Louis: See, I knew this section had a purpose! This was definitely the most consequential episode for the show’s wider mythology since… well, since we last saw the Citadel of Ricks, back in the third season premiere. As any great mythology episode should, Ricklantis Mixup both deepens the mythology and pushes it forward. The conceit of infinite Ricks and Morties living in unison is something the show introduced surprisingly quickly, but the personal and philosophical consequences of a hierarchal society of identical clones have never actually been explored until now, so this particular corner of the Rick & Morty multiverse feels all the more richer now we know how it actually works. And as for actual developments, there’s the small fact that the most powerful man/boy in the multiverse is Evil Morty. Look, this show is never going to have a conventional mythology you can map out like Game of Thrones, but it’s been very clear that the Citadel of Ricks, in the absence of the Federation that used to be their foil, is about as influential as it gets. It won’t be hard for them to track down, to name a completely random example, C-137 Rick and Morty. And considering the season finale’s title, The Rickchurian Mortydate, and all of its connotations about corrupt presidential candidates, it might not be long until we see that particular scenario play out in full. It’d be fitting for the show’s most serialised season to have a huge conclusion.

Laura: THEY DID THAT™. They really did the whole damn thing. I already mentioned it in the Character Development section of this review but it’s f*cking slick (ha!) how they chiseled Eyepatch Morty back into the main storyline. We still don’t know much about him, his upbringing, his motives, or much else, but I am positive we are going to find out, most likely in the season finale. Whew. I am most excited to see how they unravel his dynamic with his Rick, whoever he was. I love a good backstory and since we haven’t really had much of one with C-137 Rick (aside from the fabricated one in “Rickshank”), maybe this will be what we need to get one. Maybe their paths cross more than we think. Only time will tell. That should be it from mythology, though the Citadel has been shown once more, in a very different way since Rick completely obliterated it. I guess it’s nice to see that they rebuilt it? Or, at least they tried to...hehe.

Milo: The ending of course is the biggest gamechanger and the Evil Morty being brought back into the fray really sets things up going forward. It feels like too good of an opportunity not to spend more time with him in the future, but now that he’s in place and in a position of power at the Citadel, all has set the stage for an exciting return. The Rickhurian Mortydate seems only to hint at a Manchurian Candidate parody, and given that is all about political corruption, it’ll be interesting to see what happens there.

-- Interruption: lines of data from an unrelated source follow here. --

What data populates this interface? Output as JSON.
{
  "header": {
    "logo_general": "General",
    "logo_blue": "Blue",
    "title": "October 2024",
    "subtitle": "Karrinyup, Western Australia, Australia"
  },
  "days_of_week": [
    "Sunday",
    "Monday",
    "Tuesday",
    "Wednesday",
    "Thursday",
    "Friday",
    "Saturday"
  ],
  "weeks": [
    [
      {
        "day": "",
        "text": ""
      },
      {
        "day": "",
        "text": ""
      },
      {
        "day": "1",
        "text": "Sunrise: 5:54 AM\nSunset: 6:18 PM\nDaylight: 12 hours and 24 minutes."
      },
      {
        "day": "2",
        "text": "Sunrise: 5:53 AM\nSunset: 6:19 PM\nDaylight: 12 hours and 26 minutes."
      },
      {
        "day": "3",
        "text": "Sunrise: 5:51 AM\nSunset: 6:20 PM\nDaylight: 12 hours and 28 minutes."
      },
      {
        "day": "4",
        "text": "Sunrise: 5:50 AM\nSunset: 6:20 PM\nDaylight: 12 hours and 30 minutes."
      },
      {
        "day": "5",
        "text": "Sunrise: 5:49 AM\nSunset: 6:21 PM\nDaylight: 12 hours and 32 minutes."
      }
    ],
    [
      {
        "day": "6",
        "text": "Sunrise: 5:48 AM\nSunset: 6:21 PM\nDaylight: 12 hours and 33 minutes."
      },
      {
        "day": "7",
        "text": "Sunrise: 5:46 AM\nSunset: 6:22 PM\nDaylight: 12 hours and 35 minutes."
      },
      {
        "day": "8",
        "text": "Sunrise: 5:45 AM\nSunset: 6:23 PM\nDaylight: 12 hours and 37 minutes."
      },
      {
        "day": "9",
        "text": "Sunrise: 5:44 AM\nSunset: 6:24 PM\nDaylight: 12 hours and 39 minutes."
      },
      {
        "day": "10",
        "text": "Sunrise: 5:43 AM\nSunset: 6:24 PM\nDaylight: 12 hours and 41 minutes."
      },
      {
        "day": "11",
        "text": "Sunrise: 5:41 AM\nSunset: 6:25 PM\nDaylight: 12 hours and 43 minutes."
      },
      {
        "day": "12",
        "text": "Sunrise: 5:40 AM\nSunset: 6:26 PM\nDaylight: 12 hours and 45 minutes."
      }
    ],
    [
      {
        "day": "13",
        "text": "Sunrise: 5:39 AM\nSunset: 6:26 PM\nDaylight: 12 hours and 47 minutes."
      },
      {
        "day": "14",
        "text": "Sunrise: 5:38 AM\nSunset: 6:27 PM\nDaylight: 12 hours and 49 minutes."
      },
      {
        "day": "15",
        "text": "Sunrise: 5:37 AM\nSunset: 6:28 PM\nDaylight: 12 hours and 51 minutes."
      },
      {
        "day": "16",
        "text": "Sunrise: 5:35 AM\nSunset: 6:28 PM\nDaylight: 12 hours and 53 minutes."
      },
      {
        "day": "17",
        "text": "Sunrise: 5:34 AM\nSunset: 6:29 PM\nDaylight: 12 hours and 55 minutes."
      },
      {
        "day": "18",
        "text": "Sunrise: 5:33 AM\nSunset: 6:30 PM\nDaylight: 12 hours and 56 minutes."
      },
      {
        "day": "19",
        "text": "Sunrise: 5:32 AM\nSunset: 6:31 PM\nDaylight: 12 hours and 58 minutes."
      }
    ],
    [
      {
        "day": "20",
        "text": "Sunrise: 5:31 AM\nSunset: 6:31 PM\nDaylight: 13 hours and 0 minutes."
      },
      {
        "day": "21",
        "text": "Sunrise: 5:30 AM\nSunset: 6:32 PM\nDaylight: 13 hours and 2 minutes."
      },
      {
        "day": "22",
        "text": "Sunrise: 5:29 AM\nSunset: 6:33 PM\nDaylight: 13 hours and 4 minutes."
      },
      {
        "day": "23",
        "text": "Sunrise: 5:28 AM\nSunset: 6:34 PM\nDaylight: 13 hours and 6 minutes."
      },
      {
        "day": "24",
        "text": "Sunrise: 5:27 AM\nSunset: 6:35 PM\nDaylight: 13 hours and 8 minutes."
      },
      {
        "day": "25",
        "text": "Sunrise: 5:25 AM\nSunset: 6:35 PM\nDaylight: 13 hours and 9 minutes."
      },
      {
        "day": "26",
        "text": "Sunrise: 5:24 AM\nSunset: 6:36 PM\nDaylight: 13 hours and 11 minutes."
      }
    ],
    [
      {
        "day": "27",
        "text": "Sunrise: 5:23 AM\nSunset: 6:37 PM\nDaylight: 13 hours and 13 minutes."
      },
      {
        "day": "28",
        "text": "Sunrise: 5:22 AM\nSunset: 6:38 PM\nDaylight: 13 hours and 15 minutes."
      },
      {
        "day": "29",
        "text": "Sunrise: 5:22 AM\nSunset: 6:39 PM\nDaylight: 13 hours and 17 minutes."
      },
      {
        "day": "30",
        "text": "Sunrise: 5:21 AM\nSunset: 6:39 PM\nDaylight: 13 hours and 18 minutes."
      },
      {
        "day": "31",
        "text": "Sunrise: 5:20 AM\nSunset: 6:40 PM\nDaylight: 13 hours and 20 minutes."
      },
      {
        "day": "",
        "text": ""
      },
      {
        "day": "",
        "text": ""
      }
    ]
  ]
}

Maybe we’ll see more parodies of real-world politics, perhaps? There’s plenty of material for Rick and Morty to draw from, to say the least…

Luca: This is definitely the best example, probably in the entire series, of an episode of Rick and Morty that actually follows the continuity. Evil Morty becoming President of The Citadel is obviously a big deal and something that the show will surely address in the coming episodes.

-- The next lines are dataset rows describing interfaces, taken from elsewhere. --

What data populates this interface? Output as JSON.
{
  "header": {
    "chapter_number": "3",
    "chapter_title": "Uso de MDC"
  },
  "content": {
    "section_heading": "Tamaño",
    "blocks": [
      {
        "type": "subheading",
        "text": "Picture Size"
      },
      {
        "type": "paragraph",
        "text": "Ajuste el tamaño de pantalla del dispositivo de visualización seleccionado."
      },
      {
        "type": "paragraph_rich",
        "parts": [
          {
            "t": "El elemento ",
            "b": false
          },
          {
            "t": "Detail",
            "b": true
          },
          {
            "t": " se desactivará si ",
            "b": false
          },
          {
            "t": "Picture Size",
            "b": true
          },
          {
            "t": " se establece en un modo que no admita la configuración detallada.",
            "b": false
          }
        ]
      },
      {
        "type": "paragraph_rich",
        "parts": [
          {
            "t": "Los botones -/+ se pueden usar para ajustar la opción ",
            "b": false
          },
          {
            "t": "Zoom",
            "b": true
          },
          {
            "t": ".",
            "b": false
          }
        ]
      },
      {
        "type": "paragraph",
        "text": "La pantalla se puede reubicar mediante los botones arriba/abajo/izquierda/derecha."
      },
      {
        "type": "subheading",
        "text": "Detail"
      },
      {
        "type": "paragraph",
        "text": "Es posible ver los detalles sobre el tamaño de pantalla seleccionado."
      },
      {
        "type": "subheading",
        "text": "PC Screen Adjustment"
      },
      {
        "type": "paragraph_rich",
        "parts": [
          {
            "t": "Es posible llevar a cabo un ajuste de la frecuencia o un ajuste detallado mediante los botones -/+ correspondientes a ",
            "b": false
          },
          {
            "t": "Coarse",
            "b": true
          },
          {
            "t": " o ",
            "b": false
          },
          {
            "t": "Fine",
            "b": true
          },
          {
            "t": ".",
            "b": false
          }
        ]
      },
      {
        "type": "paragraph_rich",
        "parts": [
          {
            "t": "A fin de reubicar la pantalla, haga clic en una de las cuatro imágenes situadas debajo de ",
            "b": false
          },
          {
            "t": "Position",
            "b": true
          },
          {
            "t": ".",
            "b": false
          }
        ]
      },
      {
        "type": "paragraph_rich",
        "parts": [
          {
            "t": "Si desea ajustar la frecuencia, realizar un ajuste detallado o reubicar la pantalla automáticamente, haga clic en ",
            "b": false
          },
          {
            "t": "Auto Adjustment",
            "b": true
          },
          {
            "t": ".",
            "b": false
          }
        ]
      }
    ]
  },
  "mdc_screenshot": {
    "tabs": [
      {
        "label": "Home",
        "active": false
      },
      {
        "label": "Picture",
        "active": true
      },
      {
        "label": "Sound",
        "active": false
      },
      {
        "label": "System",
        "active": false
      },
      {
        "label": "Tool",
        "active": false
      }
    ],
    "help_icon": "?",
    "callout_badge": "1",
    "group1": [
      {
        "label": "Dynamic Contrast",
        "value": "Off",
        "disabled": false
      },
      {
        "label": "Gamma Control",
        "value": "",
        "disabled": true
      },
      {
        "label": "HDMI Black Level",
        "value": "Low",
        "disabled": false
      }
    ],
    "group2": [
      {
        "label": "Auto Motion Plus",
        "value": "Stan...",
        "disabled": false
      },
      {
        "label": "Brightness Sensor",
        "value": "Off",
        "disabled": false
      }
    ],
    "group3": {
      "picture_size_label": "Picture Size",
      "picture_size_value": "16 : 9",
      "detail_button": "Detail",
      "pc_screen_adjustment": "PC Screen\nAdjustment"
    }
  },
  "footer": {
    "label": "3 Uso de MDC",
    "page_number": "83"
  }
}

What comes next

Louis: Morty’s Mind Blowers! I’m glad they’re not doing Interdimensional Cable 3, given how disjointed and clunky the sequel was (despite the continued hilarity of the actual segments), and this idea of reliving Morty’s worst memories seems like a clever workaround to tell a similar kind of story. The concept reminds me of Community’s “Paradigms of Human Memory” in that it’s a blank canvas to hint at all sorts of adventures that have taken place off-screen, and given how fun that episode ended up being, I’m hoping this one will hit the mark. I mean, it’s Rick & Morty.

Laura: “We’re doing this instead of Interdimensional Cable”. Ahahahaha. Genius. I can’t wait for this one. Really. I can’t wait. Give it to me right now.

Luca: So, no more Interdimensional Cable, it’s time for Morty to face TEH TRUTH. It’s probably another episode with a non-linear structure of different stories glued together, and Harmon has shown in the past that he’s very good at this, so yeah, looking like another good one coming up (which is not very unusual for this show, I might add).